Real World Experience
We make games. Working in the game sector is dynamic, fast-paced and highly integrated. When you work with us your classroom operates as a game studio so that you gain the experience of working in a game studio while learning the skills you need.
Your instructors have multiple years of experience training people for the video game, interactive and digital media sectors. With experience in game production, strategy and public policy and studio-based education, your instructors have the training, experience and networks to help you achieve your goals.
The University of Calgary’s Game Production one-week intensive course consists of in-studio instructions and hands-on experiences for eight hours a day for five days. It is intended for current undergraduates, new graduates, game development hobbyists, as well as the general public with a desire to transfer their skills to the dynamic world of game production, offering students a real sense of what it is like to work in the games industry.
In this team-based studio class, you will develop and pitch a game product, identify your personal strengths in areas of specialization, and collaborate across disciplines in a production studio model. Examine and extend your previous knowledge in the context of four core areas: computer programming, story and design, media content and business practice. Experience what it's like to work at the forefront of the digital revolution, learn the language of the games studio, and find your fit.
Game production requires you to think in new ways about your work. In this course, you will learn to blend equal parts of arts, game programming, and business thinking as you journey through a week-long intensive course that will require you to collaborate, pitch, plan, implement, and demonstrate your work to professionals who can help you fine tune your work and portfolio for your next steps in your career path.
Be an engine of change and drive your career to the next level.
What do I need to apply?
- A strong interest in learning video game production
- A letter outlining your interest in the program, your area of focus, and what you hope to learn
- Relevant prior work such as game, media, art, or programming projects (if any)

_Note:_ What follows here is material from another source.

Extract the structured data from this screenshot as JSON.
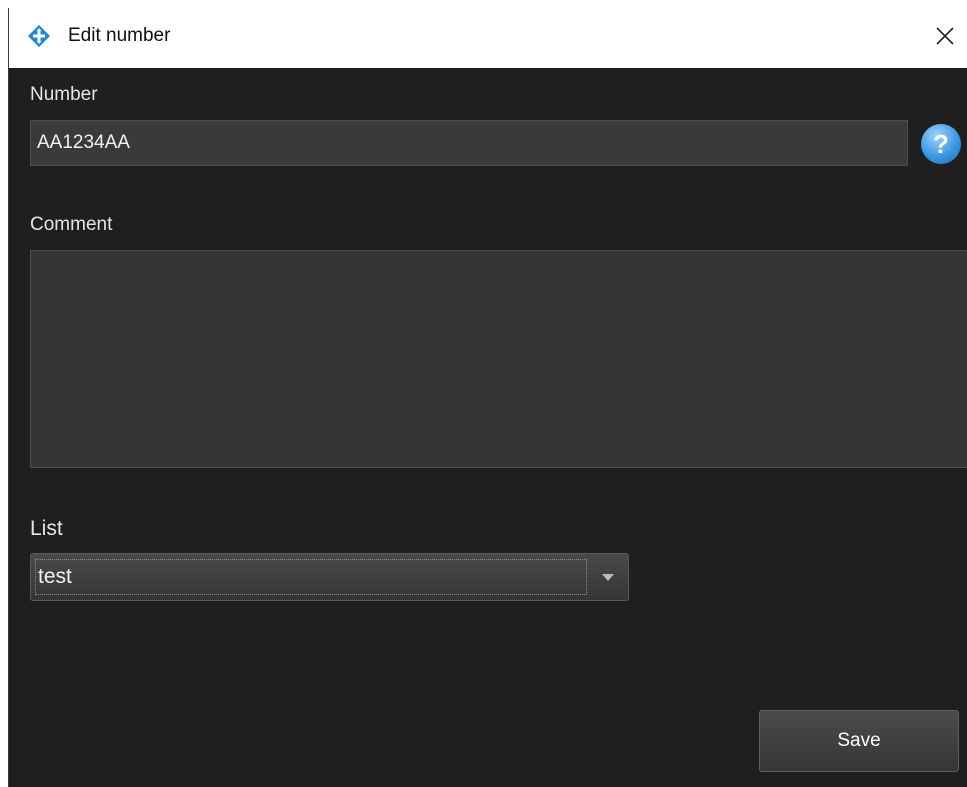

What other details do I need to know?
- Format: One-week intensive course
- Dates: May 10-14, 2021
- Times: 9:00 am to 5:00 pm for five days
- Tuition: Refer to registration page
Who should I contact for more information?
- Please contact firstname.lastname@example.org for further information
We make games. We learn by doing. We get better.
Our one-week intensive course uses an integrated approach to the four key pillars of game production: computer programming, story and design, media content, and business practice. These four pillars operate in harmony to produce the quality players demand. Students in this program will work through two game-jam sessions; one at the start and one at the end of the course. The instructors will assess each participant and provide a skill development plan, including a model for personal portfolios required when applying for work in the industry.
The shortened timeframe for this intensive means participants are expected to enter the program with an area of focus in mind, and a desire to align their existing skills with the team-based approach of the profession. Growth in the profession often involves the expansion of skillsets, but careers are built by working from strength to strength and not from generalization.
Course Learning Outcomes
By completion of this course, and depending on pre-existing skills, successful students will be able to:
- Create a computer game as part of an interdisciplinary team
- Practice communication and collaboration across all four areas of game production
- Discover your personal strengths and what you have to offer the game production industry
- Chart a skills-based plan for a career in the game development industry;
- Refine your portfolio to support your career path
Topics of Instruction (areas may be combined depending on each team’s experience)
- Computer Programming: game engine architecture; game logic and mechanics; troubleshooting; styles of programming for game engines, i.e. Unity engine’s implementation of C# or Unreal Engine’s Blueprints
- Story and Design: narrative forms (branched; lore-based), character and place; story flow for games; game design document; creating and maintaining player engagement through level design
- Media Content: 3D objects; mesh optimization; textures; shaders; 3D audio; particle systems; user interface design, environment design, e.g. assembling and modifying existing 3D models for all aspects of a game level
- Business Practice: Managing team communications; agile strategies for project management.